A Silent Voice is a curious film: the main character Shoya is a vicious bully, and his victim is a deaf schoolgirl who only wants to make friends, communicating with sign language and pen and paper. Neither fits the classic profile for a lead role.
But the groundbreaking Japanese anime feature – an adaptation of a popular multi-volume manga – takes viewers to unexpected places as we see classmates turn on Shoya, turning him into a suicidal teenage pariah forced to live with his guilt about the way he treated Shoko.
It may sound heavy, and it is (you’ll need tissues), but the film is also ultimately uplifting.
“Personally I really wanted to send out a message of hope, redemption,” director Naoko Yamada tells RadioTimes.com. “I also wanted to create something emotionally comfortable at the end.”
The film was a box office hit in Japan, and now has a limited cinema release in the UK where Yamada’s treatment of themes like friendship, regret and growing up has struck a chord.
“I was actually thinking internationally when I was making it,” she explains. “That’s why probably the film has got universal appeal – it deals with human emotions, and I think no matter what your nationality is, that’s pretty much the same for everyone. It’s a common thing.”
The film may have international appeal, but the setting is distinctively Japanese – and visually stunning, having been carefully created by almost 200 animators.

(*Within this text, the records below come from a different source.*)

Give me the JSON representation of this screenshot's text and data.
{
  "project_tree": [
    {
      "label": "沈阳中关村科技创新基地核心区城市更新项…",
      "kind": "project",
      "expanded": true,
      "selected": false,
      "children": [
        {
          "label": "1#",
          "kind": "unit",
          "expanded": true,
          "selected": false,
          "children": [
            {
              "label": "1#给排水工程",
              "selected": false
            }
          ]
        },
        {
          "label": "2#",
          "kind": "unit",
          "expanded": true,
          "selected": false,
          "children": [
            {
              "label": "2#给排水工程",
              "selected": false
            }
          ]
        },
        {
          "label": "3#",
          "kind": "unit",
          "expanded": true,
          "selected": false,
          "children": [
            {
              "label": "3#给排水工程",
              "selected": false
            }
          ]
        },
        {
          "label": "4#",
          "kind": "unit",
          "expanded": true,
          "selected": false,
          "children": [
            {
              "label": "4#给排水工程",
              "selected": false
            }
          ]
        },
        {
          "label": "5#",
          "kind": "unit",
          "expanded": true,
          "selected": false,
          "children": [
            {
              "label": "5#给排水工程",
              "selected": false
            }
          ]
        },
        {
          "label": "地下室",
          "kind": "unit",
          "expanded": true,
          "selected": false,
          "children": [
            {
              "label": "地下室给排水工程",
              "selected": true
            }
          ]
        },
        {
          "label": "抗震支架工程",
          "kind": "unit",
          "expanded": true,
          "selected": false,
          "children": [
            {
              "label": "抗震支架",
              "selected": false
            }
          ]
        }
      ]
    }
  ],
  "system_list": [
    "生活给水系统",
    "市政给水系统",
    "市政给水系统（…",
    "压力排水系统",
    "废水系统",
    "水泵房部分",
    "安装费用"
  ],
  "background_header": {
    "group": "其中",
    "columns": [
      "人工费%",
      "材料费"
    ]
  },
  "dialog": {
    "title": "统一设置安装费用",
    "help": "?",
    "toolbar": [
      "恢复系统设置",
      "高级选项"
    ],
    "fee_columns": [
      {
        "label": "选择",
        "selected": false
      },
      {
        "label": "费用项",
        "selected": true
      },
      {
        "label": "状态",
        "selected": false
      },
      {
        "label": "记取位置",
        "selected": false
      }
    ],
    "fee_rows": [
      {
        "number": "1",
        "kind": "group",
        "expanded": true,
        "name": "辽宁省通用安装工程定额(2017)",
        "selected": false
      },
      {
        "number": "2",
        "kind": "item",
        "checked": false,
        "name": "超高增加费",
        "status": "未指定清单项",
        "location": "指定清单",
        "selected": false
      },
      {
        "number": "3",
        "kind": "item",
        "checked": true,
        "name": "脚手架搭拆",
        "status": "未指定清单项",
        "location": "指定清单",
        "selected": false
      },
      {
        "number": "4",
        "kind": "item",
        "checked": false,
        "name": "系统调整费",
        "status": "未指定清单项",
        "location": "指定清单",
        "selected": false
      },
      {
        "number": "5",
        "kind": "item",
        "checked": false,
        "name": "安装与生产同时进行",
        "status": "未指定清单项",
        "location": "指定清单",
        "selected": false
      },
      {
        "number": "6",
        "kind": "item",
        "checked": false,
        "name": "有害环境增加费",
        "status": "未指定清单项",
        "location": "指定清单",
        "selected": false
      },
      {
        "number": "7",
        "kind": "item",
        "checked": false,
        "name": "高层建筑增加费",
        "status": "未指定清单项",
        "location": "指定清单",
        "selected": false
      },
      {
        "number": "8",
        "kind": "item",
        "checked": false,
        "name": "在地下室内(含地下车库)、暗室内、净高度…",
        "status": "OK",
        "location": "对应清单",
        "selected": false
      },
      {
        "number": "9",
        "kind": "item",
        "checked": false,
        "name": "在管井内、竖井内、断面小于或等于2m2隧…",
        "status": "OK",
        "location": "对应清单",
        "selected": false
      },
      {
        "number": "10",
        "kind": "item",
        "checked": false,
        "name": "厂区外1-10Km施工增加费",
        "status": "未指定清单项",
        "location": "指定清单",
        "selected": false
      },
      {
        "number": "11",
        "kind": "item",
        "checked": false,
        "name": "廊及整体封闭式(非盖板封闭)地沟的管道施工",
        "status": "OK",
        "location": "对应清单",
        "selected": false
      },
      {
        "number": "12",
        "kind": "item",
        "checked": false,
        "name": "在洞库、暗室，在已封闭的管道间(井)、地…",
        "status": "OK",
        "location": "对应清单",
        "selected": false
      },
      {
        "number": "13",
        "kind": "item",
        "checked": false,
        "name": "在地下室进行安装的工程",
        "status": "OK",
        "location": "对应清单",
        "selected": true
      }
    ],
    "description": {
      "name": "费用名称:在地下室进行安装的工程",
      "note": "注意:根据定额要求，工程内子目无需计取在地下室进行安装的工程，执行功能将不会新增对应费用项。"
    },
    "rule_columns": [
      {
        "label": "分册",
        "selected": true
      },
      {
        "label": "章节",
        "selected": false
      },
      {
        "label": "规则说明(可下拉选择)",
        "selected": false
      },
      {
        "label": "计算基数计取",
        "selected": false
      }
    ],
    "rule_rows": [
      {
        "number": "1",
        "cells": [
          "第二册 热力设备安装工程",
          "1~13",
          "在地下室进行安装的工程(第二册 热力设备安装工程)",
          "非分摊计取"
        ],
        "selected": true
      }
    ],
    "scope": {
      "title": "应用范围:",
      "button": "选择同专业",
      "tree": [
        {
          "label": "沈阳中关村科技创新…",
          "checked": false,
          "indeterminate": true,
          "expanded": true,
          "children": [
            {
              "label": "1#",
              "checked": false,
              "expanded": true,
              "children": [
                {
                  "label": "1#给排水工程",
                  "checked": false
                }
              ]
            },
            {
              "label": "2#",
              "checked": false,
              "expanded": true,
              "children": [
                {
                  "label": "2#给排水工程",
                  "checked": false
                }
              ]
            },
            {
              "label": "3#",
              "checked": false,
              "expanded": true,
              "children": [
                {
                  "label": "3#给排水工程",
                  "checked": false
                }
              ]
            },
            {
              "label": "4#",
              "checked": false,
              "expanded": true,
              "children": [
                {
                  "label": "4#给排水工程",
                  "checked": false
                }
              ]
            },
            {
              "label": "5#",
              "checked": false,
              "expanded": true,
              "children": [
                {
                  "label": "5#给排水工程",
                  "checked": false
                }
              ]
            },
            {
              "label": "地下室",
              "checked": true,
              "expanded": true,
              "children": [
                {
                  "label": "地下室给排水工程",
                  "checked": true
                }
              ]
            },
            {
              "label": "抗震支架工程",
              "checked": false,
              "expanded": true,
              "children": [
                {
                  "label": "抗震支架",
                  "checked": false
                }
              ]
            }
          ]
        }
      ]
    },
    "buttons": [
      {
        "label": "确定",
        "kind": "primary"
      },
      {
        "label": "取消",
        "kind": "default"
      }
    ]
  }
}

“I really wanted Japan to look beautiful,” Yamada says. “And the actual place, the location is Ōgaki, Gifu. It’s known for really natural spring water. It’s really beautiful. So I actually wanted to promote Japan and show its beauty.”